Their work was extensive and included projects such as the Public Library for the city of Tehran, Iran's capital, which was never built due to the fall of the Shah Reza Pahlavi in 1979. The Spanish Pavilion at the International Exhibition of Brussels in 1958, a proposal based on attached hexagons which was later rebuilt in the grounds of Casa de Campo in Madrid. Another of their main works was the Elviña urbanization in La Coruña. This urbanization was very avant-garde at the time, but is now deteriorated after several actions that have disintegrated some of its tectonic components. The colonization town Llanos del Sotillo in Andujar (Jaen). House in Miraflores de la Sierra and Casa Huarte (Madrid). House for writer Camilo José Cela (Palma de Mallorca). Hotel in Sotogrande (Cadiz).
José Antonio Corrales Gutiérrez was born in Madrid in 1921. At age 27, in 1948, he graduated in Architecture from the School of Architecture of Madrid. That same year he won the National Architecture Prize. In 1961 he became professor at the Superior Technical School of Architecture of Madrid. Later on, after some time away from teaching, he went back in 1981 to the School of Architecture of Madrid. He was Academic by the Real Academia de Bellas Artes de San Fernando, and received the Antonio Camuñas Award in 2004. In 2001 he received the National Architecture Award for his life achievements. He died in Madrid in 2010.

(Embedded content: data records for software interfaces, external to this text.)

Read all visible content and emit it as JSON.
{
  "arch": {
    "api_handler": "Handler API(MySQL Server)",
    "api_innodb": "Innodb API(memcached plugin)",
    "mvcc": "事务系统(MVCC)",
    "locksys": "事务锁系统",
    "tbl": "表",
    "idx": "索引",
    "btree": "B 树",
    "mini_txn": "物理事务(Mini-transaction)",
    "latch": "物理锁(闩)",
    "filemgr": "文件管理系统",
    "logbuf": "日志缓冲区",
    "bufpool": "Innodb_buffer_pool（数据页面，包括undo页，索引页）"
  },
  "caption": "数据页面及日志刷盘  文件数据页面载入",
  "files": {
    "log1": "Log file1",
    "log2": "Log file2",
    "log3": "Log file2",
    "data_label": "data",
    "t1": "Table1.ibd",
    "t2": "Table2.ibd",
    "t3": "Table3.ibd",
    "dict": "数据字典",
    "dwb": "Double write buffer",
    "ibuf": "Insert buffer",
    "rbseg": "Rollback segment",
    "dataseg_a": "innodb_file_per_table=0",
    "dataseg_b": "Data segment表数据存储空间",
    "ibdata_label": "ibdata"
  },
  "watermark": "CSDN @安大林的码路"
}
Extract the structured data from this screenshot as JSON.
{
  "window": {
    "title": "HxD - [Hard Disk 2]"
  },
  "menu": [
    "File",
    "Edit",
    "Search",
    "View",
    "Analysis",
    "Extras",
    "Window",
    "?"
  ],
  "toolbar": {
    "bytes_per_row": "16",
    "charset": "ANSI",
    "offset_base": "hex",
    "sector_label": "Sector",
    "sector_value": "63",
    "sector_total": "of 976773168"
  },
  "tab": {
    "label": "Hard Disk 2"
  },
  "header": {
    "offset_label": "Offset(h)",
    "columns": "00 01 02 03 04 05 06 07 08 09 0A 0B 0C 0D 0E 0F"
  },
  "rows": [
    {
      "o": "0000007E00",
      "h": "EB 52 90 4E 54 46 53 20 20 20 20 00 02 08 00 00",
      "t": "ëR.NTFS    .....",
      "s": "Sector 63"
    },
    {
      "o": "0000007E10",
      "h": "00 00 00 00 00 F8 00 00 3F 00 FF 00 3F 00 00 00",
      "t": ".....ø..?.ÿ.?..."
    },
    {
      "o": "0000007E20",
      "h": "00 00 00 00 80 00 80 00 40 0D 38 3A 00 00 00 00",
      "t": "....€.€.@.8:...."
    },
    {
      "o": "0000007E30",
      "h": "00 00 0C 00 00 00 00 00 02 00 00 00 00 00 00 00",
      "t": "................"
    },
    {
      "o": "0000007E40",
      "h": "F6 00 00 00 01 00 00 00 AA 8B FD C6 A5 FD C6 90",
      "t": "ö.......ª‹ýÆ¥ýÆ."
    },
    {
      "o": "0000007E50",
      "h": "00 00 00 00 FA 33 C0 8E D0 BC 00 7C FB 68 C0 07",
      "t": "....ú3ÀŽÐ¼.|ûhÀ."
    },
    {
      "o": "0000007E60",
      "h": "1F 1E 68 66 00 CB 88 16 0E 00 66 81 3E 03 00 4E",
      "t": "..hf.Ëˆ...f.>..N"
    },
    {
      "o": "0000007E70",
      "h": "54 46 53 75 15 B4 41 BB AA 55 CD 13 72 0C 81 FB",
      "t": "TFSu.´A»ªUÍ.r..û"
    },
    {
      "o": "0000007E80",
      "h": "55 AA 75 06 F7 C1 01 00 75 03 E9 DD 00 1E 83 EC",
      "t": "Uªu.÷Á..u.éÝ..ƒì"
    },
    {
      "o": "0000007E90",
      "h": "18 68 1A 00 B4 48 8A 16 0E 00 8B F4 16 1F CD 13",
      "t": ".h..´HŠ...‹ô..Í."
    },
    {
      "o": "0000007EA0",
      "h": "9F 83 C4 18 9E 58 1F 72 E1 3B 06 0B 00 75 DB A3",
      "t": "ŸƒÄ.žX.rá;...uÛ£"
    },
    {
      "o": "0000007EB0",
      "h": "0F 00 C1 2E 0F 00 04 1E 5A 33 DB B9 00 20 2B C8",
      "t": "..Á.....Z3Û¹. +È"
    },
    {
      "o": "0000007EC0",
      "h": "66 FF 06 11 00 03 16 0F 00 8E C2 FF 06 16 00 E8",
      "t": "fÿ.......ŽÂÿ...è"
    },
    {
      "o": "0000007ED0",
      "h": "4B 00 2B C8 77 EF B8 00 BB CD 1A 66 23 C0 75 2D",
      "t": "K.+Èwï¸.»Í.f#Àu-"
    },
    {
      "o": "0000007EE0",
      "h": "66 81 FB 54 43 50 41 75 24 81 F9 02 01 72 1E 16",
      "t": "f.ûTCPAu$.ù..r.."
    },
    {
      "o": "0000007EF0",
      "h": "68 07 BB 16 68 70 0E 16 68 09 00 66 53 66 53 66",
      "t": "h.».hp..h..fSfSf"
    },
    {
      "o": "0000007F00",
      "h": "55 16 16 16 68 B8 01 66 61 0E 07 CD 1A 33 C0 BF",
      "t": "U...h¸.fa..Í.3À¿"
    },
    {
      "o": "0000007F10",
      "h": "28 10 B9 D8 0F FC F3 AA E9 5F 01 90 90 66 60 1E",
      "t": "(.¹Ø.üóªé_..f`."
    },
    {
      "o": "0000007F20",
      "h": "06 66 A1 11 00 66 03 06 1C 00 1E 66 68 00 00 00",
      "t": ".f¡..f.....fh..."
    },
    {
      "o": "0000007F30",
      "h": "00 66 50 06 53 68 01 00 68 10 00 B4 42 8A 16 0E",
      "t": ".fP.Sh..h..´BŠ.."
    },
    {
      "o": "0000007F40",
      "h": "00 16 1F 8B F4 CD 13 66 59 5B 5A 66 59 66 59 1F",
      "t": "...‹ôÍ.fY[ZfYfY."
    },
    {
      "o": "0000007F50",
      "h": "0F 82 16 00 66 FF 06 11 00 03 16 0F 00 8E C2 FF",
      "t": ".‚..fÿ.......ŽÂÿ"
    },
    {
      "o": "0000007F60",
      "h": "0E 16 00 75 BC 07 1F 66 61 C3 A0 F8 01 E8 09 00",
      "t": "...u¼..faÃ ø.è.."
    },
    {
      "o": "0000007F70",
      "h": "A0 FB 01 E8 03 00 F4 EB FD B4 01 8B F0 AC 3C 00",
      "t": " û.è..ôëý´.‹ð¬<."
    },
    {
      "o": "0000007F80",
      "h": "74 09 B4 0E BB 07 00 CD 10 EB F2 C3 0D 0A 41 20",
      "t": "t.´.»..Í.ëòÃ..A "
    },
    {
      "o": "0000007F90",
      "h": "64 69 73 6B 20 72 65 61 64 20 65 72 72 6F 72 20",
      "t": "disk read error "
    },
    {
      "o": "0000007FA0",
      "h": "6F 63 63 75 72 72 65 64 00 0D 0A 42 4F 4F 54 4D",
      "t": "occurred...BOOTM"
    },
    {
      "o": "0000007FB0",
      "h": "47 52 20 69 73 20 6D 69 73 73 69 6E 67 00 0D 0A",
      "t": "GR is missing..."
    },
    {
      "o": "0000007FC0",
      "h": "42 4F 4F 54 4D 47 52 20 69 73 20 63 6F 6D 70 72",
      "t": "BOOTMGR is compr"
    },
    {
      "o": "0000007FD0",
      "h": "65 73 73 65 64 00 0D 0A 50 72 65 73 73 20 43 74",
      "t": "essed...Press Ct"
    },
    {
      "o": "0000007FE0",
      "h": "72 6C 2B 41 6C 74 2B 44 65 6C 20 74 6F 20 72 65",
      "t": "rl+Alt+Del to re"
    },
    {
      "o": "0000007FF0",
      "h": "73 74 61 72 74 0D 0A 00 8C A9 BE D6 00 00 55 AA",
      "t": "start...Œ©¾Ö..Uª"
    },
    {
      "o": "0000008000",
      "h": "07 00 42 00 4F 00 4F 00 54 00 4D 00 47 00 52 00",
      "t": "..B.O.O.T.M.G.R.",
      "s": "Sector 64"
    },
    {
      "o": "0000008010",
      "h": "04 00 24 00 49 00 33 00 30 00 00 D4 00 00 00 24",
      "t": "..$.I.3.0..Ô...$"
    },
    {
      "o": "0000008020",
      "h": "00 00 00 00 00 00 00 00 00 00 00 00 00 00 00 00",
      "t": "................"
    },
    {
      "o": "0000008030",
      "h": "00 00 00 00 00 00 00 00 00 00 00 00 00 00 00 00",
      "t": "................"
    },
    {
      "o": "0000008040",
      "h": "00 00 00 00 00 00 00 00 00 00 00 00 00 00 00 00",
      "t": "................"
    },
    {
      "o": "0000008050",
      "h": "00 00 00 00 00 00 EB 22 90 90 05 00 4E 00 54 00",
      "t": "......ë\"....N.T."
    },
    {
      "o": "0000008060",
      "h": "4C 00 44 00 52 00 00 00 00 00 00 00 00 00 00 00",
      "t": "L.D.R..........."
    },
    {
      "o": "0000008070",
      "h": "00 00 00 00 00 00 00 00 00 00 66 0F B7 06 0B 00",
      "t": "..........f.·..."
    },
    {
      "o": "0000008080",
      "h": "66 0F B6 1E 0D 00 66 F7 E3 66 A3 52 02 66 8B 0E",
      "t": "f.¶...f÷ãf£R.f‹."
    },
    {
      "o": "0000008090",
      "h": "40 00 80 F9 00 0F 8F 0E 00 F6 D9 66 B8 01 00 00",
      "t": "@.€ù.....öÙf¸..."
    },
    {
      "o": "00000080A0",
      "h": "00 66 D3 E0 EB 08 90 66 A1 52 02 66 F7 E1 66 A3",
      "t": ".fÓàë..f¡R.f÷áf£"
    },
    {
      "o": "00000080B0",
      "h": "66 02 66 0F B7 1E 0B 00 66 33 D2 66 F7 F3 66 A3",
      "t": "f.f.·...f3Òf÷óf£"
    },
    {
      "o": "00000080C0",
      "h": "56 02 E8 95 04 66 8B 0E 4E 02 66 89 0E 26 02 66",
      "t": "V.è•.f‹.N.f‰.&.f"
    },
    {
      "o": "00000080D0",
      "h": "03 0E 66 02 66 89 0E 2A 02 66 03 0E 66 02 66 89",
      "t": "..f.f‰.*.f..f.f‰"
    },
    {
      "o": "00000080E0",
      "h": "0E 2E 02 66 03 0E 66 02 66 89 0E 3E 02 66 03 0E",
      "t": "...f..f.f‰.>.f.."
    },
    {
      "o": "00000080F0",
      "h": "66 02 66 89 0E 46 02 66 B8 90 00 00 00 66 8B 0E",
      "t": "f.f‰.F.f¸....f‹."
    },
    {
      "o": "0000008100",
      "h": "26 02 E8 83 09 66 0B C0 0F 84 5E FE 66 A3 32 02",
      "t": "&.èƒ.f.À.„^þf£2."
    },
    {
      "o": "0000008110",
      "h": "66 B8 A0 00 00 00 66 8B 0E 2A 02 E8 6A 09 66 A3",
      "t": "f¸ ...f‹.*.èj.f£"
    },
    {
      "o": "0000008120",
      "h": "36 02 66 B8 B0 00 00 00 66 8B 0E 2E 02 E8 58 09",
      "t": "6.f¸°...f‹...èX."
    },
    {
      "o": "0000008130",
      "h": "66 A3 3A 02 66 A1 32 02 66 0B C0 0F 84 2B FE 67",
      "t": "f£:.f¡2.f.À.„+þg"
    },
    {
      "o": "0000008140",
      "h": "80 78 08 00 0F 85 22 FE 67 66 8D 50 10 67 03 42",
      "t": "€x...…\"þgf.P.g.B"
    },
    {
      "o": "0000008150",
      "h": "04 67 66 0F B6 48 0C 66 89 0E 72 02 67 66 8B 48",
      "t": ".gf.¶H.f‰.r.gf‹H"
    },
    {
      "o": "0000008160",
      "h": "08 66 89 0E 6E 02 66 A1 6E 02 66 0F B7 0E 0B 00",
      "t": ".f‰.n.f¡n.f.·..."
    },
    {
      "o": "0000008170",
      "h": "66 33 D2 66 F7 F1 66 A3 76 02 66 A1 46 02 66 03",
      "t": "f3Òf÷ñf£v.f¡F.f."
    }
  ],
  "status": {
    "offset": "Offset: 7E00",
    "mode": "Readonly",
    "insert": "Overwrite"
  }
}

Ramón Vázquez Molezún was born in A Coruña in 1922. He graduated as an Architect from the School of Madrid in 1948. Between 1949 and 1952 he studied in Rome with a grant from the Academy of Spain. Over the next two years he received several awards, including the National Architecture Prize in 1954. In 1952 he started a fruitful working relationship with architect José Antonio Corrales, which would last until his death in 1993 in Madrid.